Google has published an 18-page study fully detailing the synthetic depth-of-field technology that makes its single-camera Portrait Mode possible. Google introduced its evolved Portrait Mode feature on the Pixel 2 and Pixel 2 XL, though neither smartphone model has the dual-camera hardware typically required to produce this effect.

The in-depth paper shows a degree of openness unusual for the smartphone and camera industries. Smartphones with a single camera produce images where everything is generally in focus. Dual-camera phones paired with a stereo algorithm get around this limitation by matching points in images from both cameras to determine depth within the captured scene. Having acquired that depth data, some pixels can be selectively blurred to produce the shallow DOF effect, Google explained in a blog post last year.

Achieving this same effect using only a single camera is difficult. Some mobile camera apps attempt to simulate a shallow DOF by separating an image's pixels into two layers, isolating the foreground, and then blurring the remaining pixels; this is called semantic segmentation. The lack of depth data, however, means the software doesn't know how much blur to apply to any arbitrary object in the scene. The results can often be lackluster or unrealistic, without the gradual optical blur expected of objects receding into the distance.

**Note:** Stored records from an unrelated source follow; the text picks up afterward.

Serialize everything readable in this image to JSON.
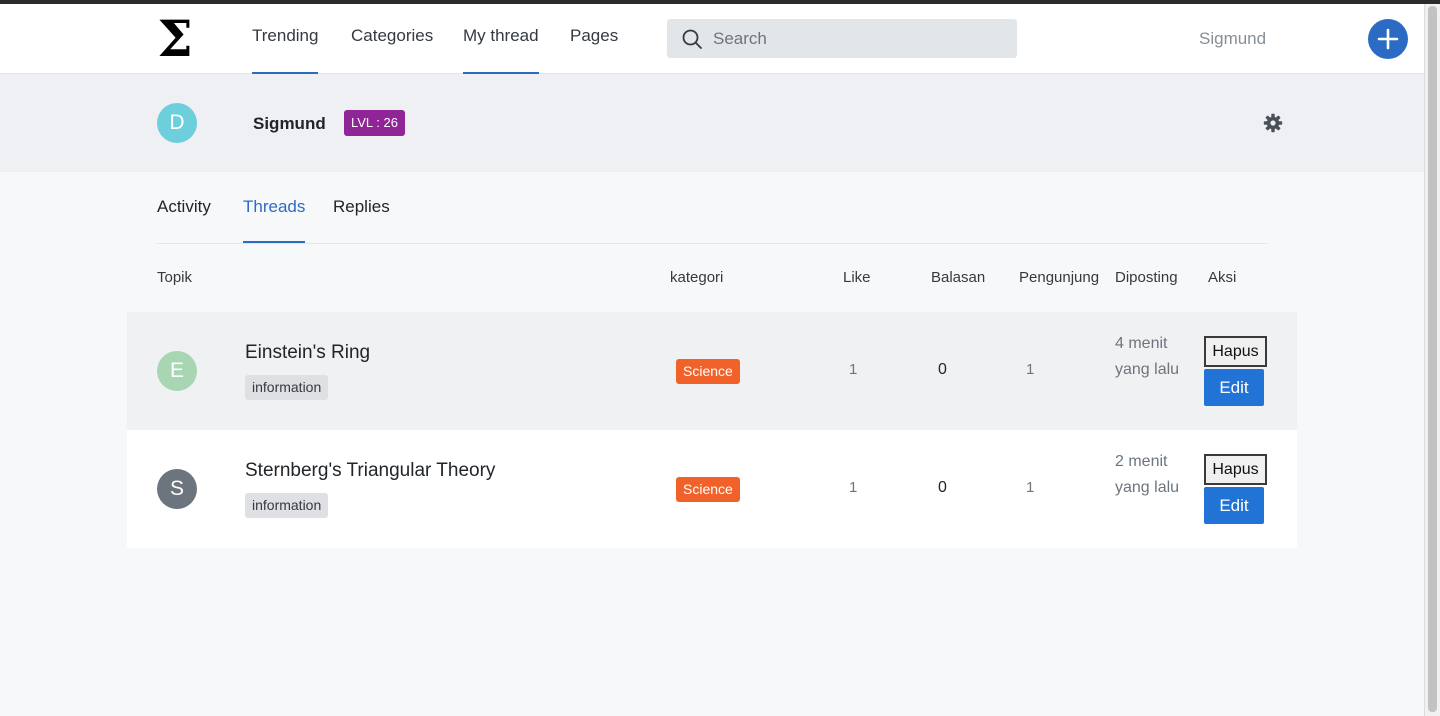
{
  "nav": {
    "logo": "Σ",
    "links": [
      "Trending",
      "Categories",
      "My thread",
      "Pages"
    ],
    "search_placeholder": "Search",
    "user": "Sigmund"
  },
  "profile": {
    "initial": "D",
    "name": "Sigmund",
    "level": "LVL : 26"
  },
  "tabs": [
    "Activity",
    "Threads",
    "Replies"
  ],
  "table": {
    "headers": [
      "Topik",
      "kategori",
      "Like",
      "Balasan",
      "Pengunjung",
      "Diposting",
      "Aksi"
    ],
    "rows": [
      {
        "initial": "E",
        "title": "Einstein's Ring",
        "tag": "information",
        "category": "Science",
        "likes": "1",
        "replies": "0",
        "visitors": "1",
        "posted": "4 menit yang lalu",
        "delete_label": "Hapus",
        "edit_label": "Edit"
      },
      {
        "initial": "S",
        "title": "Sternberg's Triangular Theory",
        "tag": "information",
        "category": "Science",
        "likes": "1",
        "replies": "0",
        "visitors": "1",
        "posted": "2 menit yang lalu",
        "delete_label": "Hapus",
        "edit_label": "Edit"
      }
    ]
  },
  "colors": {
    "accent": "#2c6bc4",
    "level_badge": "#8f2596",
    "category_badge": "#f0622a",
    "profile_avatar": "#6dcfdc",
    "avatar_e": "#a8d5b2",
    "avatar_s": "#6c757d"
  },
  "icons": {
    "search": "search-icon",
    "add": "plus-icon",
    "settings": "gear-icon"
  }
}
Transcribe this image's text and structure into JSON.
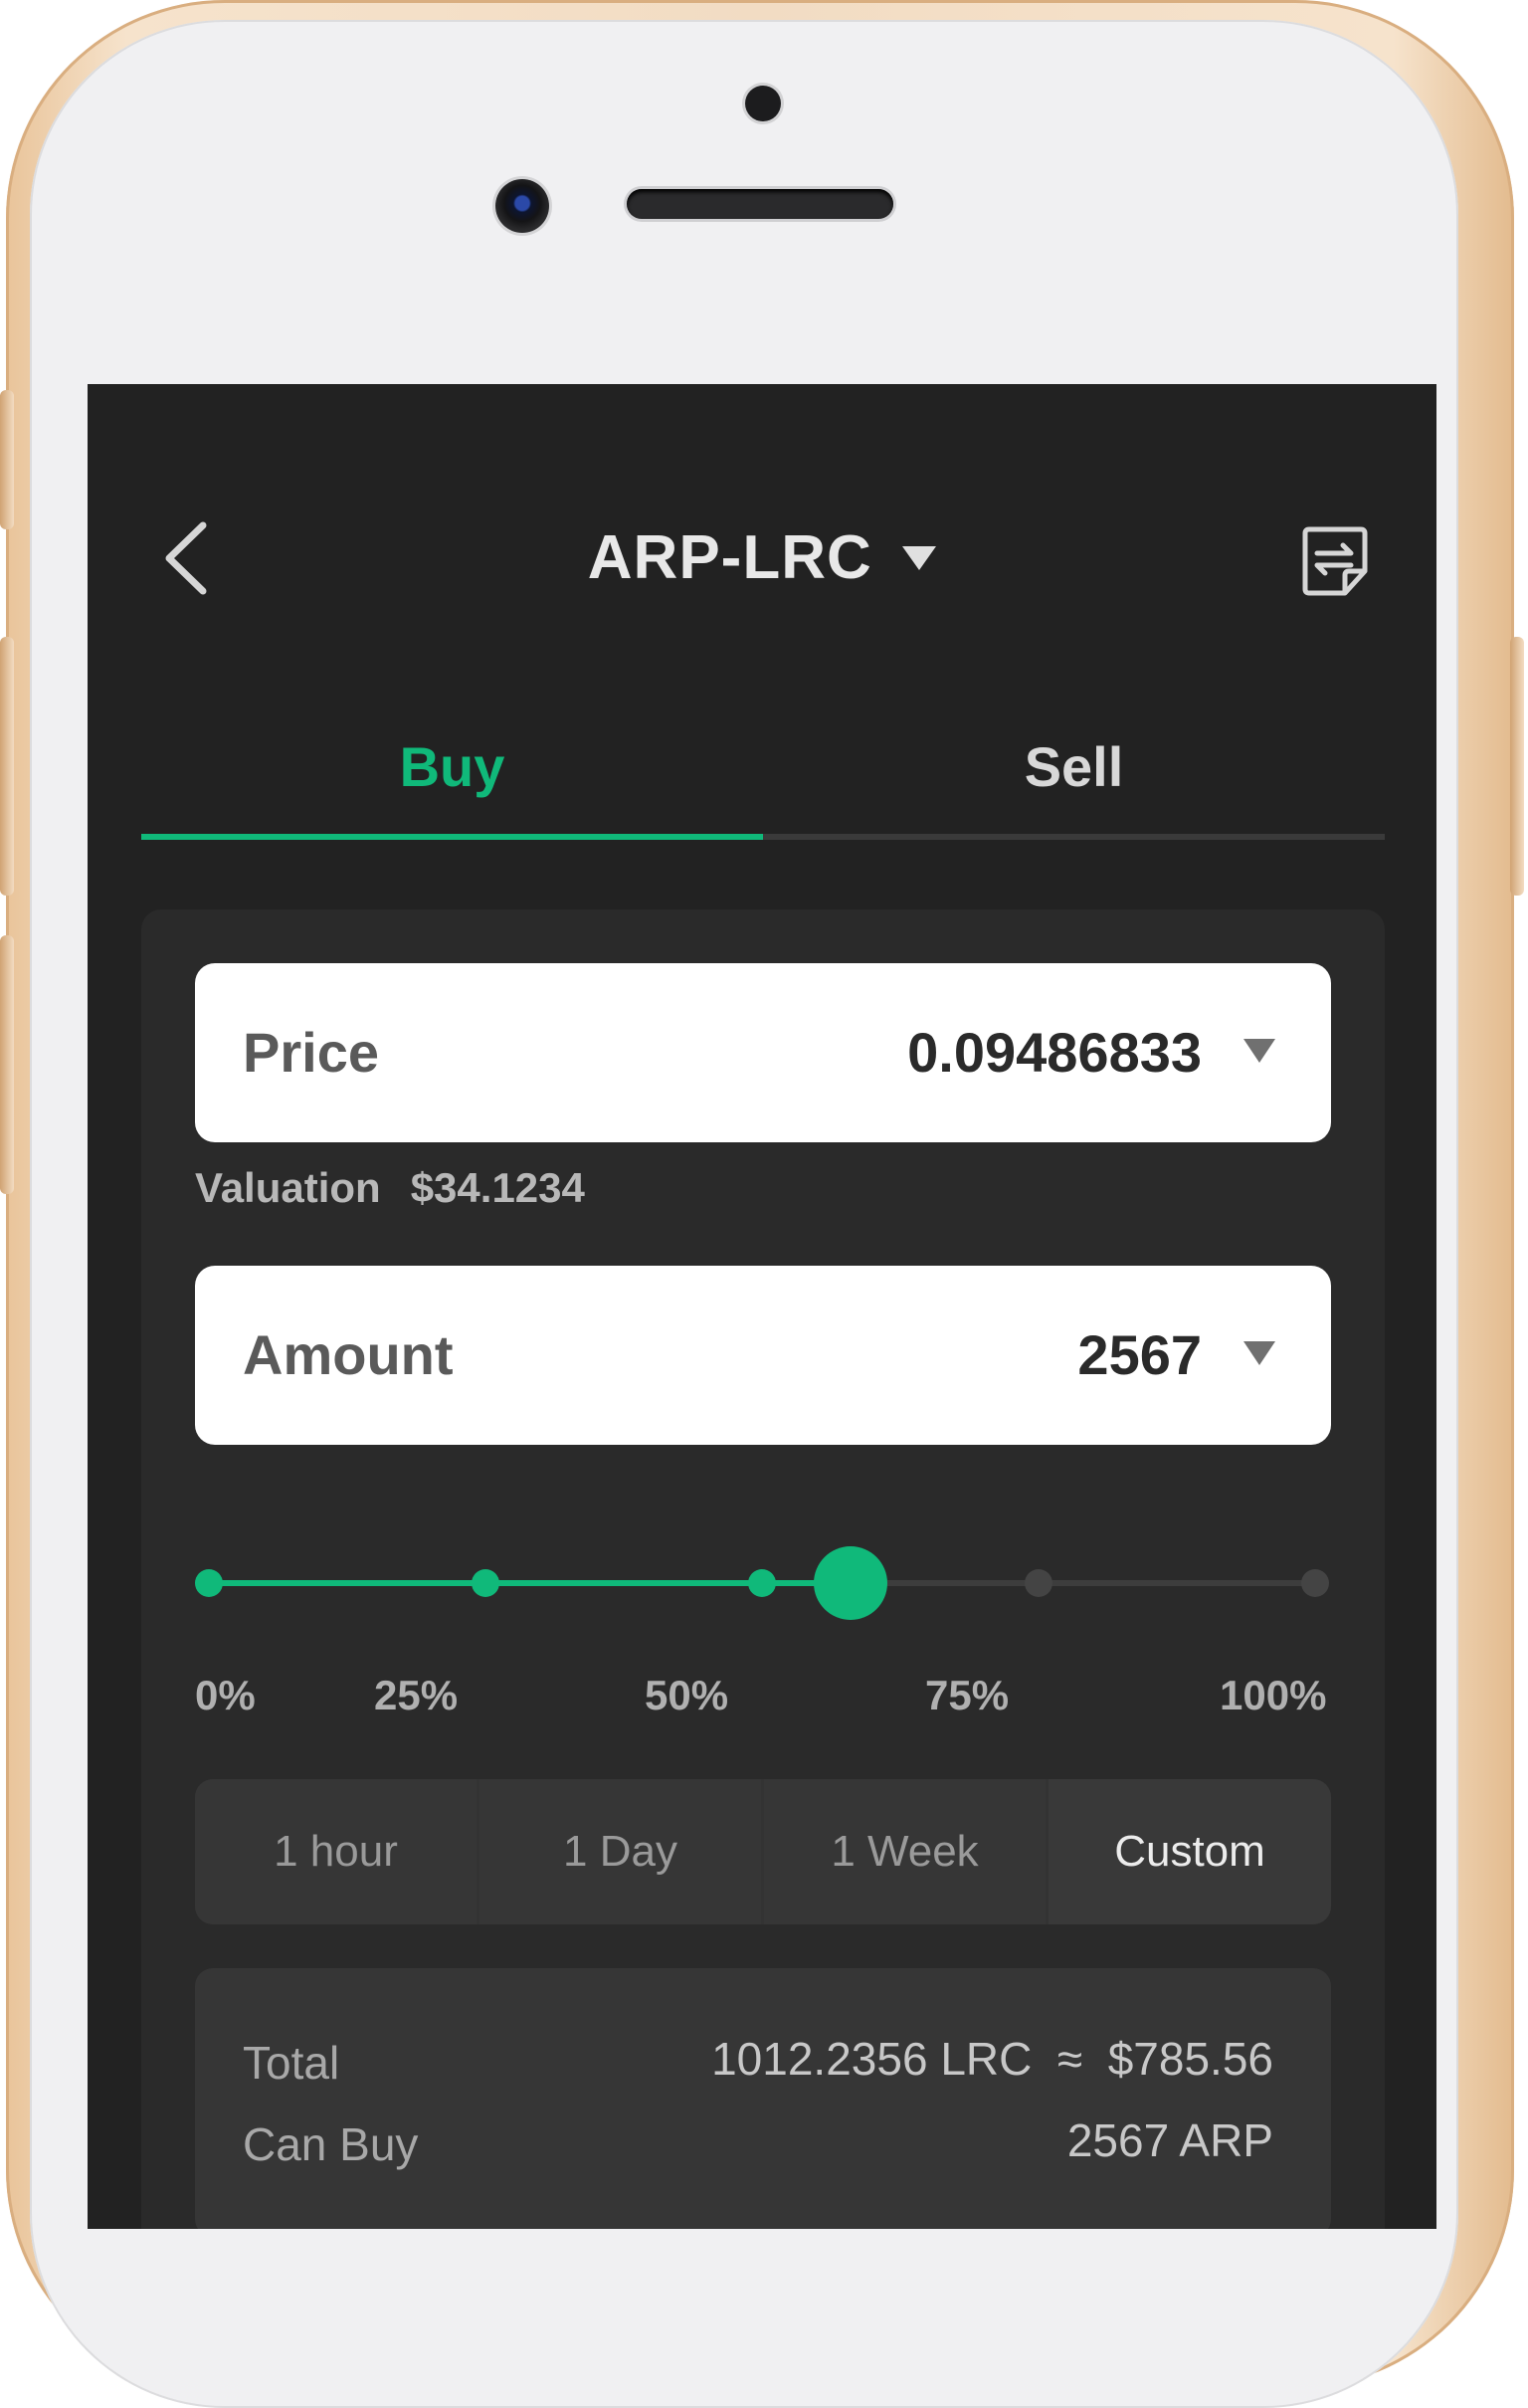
{
  "header": {
    "pair": "ARP-LRC"
  },
  "tabs": [
    {
      "label": "Buy",
      "active": true
    },
    {
      "label": "Sell",
      "active": false
    }
  ],
  "form": {
    "price": {
      "label": "Price",
      "value": "0.09486833"
    },
    "valuation": {
      "label": "Valuation",
      "value": "$34.1234"
    },
    "amount": {
      "label": "Amount",
      "value": "2567"
    }
  },
  "slider": {
    "value_percent": 58,
    "labels": [
      "0%",
      "25%",
      "50%",
      "75%",
      "100%"
    ]
  },
  "durations": [
    {
      "label": "1 hour",
      "active": false
    },
    {
      "label": "1 Day",
      "active": false
    },
    {
      "label": "1 Week",
      "active": false
    },
    {
      "label": "Custom",
      "active": true
    }
  ],
  "summary": {
    "total_label": "Total",
    "total_value": "1012.2356 LRC  ≈  $785.56",
    "can_buy_label": "Can Buy",
    "can_buy_value": "2567 ARP"
  },
  "icons": {
    "back": "chevron-left-icon",
    "pair_dropdown": "caret-down-icon",
    "swap": "swap-document-icon"
  },
  "colors": {
    "accent": "#10b97a",
    "screen_bg": "#222222",
    "panel_bg": "#2a2a2a",
    "frame": "#f2dcc3"
  }
}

That's where Google's "authentic defocus" technology comes in. The Pixel 2 smartphones utilize the semantic segmentation method for images taken with the front-facing camera, but they also use a stereo algorithm for images taken with the rear camera... despite there only being a single lens. Google provided an overview of how it achieves that on its AI blog in October.

There are advantages to Google's technology versus using a second camera, including reducing the space taken up by the imaging module, reduced power consumption, and helping keep costs down.

Put simply, Google repurposes its dual-pixel auto focus hardware utilized increasingly in mobile cameras for fast AF. Each pixel on the sensor is split into two photodiodes; the left- and right-looking (or up- and down-looking) photodiodes essentially establish two perspectives of the scene with a ~1mm stereo baseline. A burst of images are aligned and averaged to reduce noise, and a stereo algorithm computes a depth map from the two perspectives. This simulates the data that would be provided by two physical cameras next to each other, enabling Google's software to determine the depth of every point within the captured scene.

There's a lot more to Google's approach, including even advantages over traditional optics - for example in its choice to force a larger depth-of-field around the focus plane to ensure a sharp subject, something impossible to achieve optically. The study also points out that there are advantages to Google's technology versus using a second camera, including reducing the space taken up by the imaging module, reduced power consumption, and helping keep costs down.

Read the full PDF here.

Via: Cornell University Library